First, Nickle is not a text-processing language. While it does include some rudimentary support for strings, and support for file I/O and formatting comparable to (and modeled after) UNIX stdio, it has no native support for such niceties as regular-expression-based pattern matching, implicit stream processing, textual variable substitutions, text editing, etc. While the authors have considered the problem of designing a modern text processing language, it would not look a great deal like Nickle; in addition, it is not clear that there is a niche for yet another text processing language given the popularity of many existing candidates.
Second, Nickle is not a language for building large applications. While it does have some support for syntax-level modularity, the implementation is currently rather dependent on whole-program compilation. In addition, the exclusion of OOP and GUI features, as well as the relative inefficiency of the current implementation, augers ill for Nickle's acceptance as a replacement for Ada.

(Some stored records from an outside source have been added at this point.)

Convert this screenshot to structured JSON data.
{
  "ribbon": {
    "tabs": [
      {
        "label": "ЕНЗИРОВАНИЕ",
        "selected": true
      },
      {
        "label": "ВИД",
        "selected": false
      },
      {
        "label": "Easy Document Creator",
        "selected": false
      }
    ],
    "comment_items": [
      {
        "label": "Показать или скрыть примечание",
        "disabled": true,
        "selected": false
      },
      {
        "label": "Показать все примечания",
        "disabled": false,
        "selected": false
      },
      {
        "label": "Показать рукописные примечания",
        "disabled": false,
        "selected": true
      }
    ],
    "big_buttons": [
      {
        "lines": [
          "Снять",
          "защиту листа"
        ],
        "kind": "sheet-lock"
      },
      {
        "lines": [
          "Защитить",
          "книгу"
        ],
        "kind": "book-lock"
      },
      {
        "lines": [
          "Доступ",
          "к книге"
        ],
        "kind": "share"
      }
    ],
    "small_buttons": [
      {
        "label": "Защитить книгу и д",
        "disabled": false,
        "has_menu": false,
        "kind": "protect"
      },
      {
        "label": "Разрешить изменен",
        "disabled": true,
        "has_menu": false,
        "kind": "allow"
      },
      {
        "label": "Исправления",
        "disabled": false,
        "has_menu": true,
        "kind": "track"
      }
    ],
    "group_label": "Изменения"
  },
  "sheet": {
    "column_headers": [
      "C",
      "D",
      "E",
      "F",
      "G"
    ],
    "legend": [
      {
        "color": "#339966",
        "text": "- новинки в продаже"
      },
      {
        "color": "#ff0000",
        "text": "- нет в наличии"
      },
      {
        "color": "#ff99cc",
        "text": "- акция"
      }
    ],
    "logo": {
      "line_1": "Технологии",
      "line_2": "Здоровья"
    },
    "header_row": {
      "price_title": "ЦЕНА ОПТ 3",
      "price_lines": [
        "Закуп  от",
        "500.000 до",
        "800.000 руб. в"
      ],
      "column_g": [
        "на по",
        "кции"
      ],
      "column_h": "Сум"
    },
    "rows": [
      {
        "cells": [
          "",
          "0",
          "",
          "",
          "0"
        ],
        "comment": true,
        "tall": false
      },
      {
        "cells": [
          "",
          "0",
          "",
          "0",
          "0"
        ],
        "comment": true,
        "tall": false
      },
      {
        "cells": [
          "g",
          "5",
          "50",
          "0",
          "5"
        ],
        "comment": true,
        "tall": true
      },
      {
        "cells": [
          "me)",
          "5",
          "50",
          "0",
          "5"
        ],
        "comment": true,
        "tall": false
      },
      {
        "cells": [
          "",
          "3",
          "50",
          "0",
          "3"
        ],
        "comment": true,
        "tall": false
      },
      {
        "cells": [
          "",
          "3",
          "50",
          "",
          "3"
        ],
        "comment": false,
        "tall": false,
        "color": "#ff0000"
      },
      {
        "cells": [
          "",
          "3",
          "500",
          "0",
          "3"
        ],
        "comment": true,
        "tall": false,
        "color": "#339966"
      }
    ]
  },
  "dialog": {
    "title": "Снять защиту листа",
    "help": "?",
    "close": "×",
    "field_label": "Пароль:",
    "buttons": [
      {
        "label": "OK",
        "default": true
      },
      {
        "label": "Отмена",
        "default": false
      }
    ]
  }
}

Third, Nickle is not a symbolic algebra package. Its domain is strictly numeric. While a great deal of the Nickle feature set might be useful in a symbolic algebra package, constructing such a thing is probably beyond the purview of a two-person team inexperienced in such matters, and certainly would vastly exceed the current 25K lines of code.